It can be so very thrilling to get your invitation to interview at your first choice Oxbridge college, but also very daunting. In our current education system, students are trained to become masters at the written examination, but with perhaps the exception of oral examinations for the languages, interview-style examinations are non-existent. For many students, their entrance interviews at Oxbridge may be the first time they have been examined orally, on the spot, on their chosen subject – and so it is no surprise that many students are woefully prepared for the interviews. This is an entirely addressable issue however as being good at interviews isn’t an innate skill or talent; just like written examinations, through practice and training, any student can become proficient at the interview process.

Even as we enter into November, there are several key activities students can engage in now in order to prepare:

  • Mock interviews: Practice or mock interviews are the key to success: the more you can do the better. It is only through practice that we can begin to improve the eloquence of our responses, develop strategies for answering questions where we do not immediately know the answer, and begin to identify shortcomings in how we deliver our responses. If you haven’t done any mock interviews yet, I recommend that you first start by asking your school. Many teachers will be happy to conduct practice interviews with you and their feedback can be highly valuable. However, the most realistic and helpful experience is to do a mock interview with someone you don’t know, as this will most closely reflect the reality of your actual interview. It can be nerve-wracking talking to a stranger about the complexities of Le Chatelier’s Principle and overcoming that anxiety is best done in a practice setting, not the real interview! Oxbridge Applications offers a range of services and programs for mock interview practice running up to mid-December, which I heartily recommend.
  • Finish or refresh your subject reading: At this late time in the year, many students still haven’t quite got round to those books mentioned on their personal statements. This can be fatal if you are questioned on them during the interview and are caught out on not having actually read the book, or even worse, not remembering any details. As such, make time to finish your reading list, even if that means cherry-picking a few chapters if the whole book is too much of a time commitment. In addition, go online, pick up New Scientist , or grab a newspaper and get up to speed on the most current science and technology stories. You do not want to go into an interview not knowing about this year’s Nobel Prize winners or the most recent headline-grabbing scientific discovery!
  • Use your family and friends: While your parents may not have the background education to properly conduct a mock interview, use them as a sounding board to test your ability to clearly and concisely explain concepts that may come up in the interview process. One common interview question for physics students would be “explain what imaginary numbers are to a layperson” or for medical students, “what are the pros and cons of active versus passive euthanasia”. If anything, discussing these questions over the dinner table will be good practice for you and may be the starting point for some interesting family debates!

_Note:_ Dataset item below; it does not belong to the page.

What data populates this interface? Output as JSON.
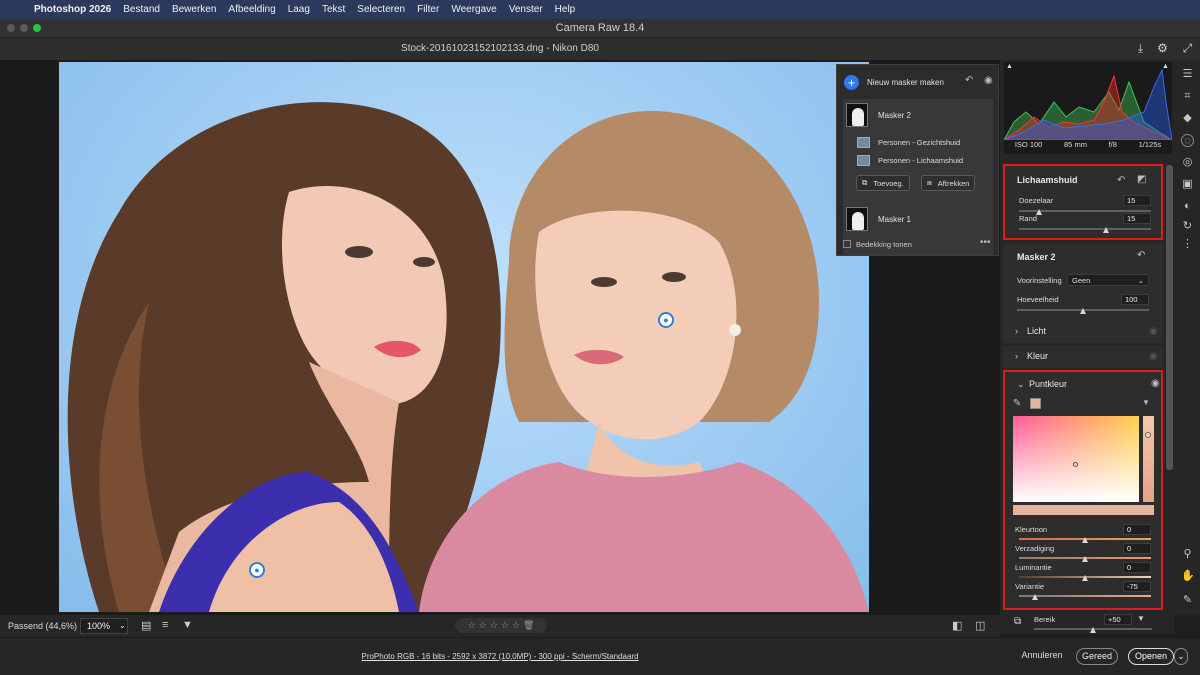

In short, even though there may only be a few weeks till your interviews begin; there is still plenty of time to practice the interview process. The more rehearsals you do now, the easier and more relaxed you will be on the day itself!